TBO.com, The Tampa Tribune and The Tampa Times - breaking news and weather
Friday, Jul 11, 2014
TBO Prep Sports Armwood

Q&A: Armwood's penalties explained

Staff
Published:   |   Updated: March 18, 2013 at 06:16 PM

Q: Why was the Armwood High football program reprimanded Tuesday by the Florida High School Athletic Association?

A: It was determined the Hawks used five players in 2011 and one in 2010 who falsified their residency to attend Armwood.

Q: What were the penalties?

A: Armwood was fined $12,743 and stripped of its 2011 Class 6A state championship and 2010 state runner-up crown. In addition, the school was placed on administrative probation for three years and given an official reprimand from the FHSAA.
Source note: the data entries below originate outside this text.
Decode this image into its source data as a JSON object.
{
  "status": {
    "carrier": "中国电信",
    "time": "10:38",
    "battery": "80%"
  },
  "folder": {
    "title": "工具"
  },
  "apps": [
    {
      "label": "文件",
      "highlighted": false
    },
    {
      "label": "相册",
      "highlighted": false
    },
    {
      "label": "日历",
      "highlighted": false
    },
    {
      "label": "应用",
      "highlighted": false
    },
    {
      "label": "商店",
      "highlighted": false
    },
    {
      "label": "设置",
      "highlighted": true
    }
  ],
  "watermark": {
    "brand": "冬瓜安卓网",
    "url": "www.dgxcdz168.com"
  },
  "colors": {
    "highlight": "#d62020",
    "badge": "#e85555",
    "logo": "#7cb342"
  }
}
Q: How did the FHSAA come up with that dollar figure?

A: $6,543 is for reimbursement of investigative costs. The other $6,200 is for allowing ineligible players to participate in interscholastic contests. The financial penalty for allowing ineligible players to participate in contests can be up to $2,500 a student per contest; this totals $195,000. However, because Armwood cooperated with the investigation, the financial penalty was $100 a student per contest.
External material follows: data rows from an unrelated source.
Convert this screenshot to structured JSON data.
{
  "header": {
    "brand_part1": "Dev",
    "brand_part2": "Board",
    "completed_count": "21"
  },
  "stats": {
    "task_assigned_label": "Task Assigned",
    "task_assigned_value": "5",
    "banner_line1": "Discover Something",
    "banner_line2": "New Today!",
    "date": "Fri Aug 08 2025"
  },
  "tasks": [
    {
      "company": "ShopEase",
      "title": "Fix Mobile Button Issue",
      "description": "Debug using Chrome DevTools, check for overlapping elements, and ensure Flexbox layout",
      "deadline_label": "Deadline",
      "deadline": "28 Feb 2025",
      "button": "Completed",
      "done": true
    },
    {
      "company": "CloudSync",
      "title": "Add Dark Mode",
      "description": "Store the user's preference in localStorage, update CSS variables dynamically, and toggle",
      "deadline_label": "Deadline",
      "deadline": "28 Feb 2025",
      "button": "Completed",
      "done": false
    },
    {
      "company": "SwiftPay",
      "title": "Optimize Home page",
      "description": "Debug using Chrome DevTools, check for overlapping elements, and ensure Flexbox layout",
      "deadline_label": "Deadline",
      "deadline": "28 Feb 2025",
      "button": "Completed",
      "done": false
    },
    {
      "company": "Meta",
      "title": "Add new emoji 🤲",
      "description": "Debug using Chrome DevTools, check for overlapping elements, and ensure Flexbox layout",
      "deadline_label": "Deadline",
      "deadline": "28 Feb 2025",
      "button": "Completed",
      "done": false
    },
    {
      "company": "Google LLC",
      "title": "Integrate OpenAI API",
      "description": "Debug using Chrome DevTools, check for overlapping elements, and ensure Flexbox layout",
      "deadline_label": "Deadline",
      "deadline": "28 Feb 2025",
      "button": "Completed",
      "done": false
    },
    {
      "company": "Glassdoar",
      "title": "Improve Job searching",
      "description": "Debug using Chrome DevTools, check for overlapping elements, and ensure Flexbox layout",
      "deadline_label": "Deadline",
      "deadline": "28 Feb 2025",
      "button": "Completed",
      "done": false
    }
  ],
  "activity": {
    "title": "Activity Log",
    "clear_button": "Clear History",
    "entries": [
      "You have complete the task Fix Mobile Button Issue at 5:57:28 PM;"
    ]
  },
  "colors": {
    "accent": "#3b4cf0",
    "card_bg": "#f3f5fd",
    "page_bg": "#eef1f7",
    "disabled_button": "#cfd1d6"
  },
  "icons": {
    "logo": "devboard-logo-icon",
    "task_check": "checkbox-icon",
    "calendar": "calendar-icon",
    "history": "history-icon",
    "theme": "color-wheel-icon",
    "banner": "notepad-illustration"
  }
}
Q: Who will pay the fines?

A: In Hillsborough County, the parents or guardians of each athlete sign a form specifically stating "any fines or penalties assessed against the school as a result of the actions of any student and/or parent will be the responsibility of the student and/or parent." If the parent refuses to pay the fines, the student's transcript and records can be withheld from the college they plan to attend.

Q: Can Armwood appeal the ruling?

A: It can, but since it did not rebut any of the evidence in the 19 violations presented by the FHSAA, it seems unlikely. However, the parents of the five players can appeal or file a lawsuit against the FHSAA with a private attorney. Tampa lawyer Peter Hobson has been retained by the parents of four of the five players named in the FHSAA report, as well as two recent transfers to Armwood who were declared ineligible by the school after an in-house investigation of dozens of new students to the school in 2012.

Q: How can schools prevent instances like this from happening?

A: The FHSAA has recommended several safeguards, including:

Comments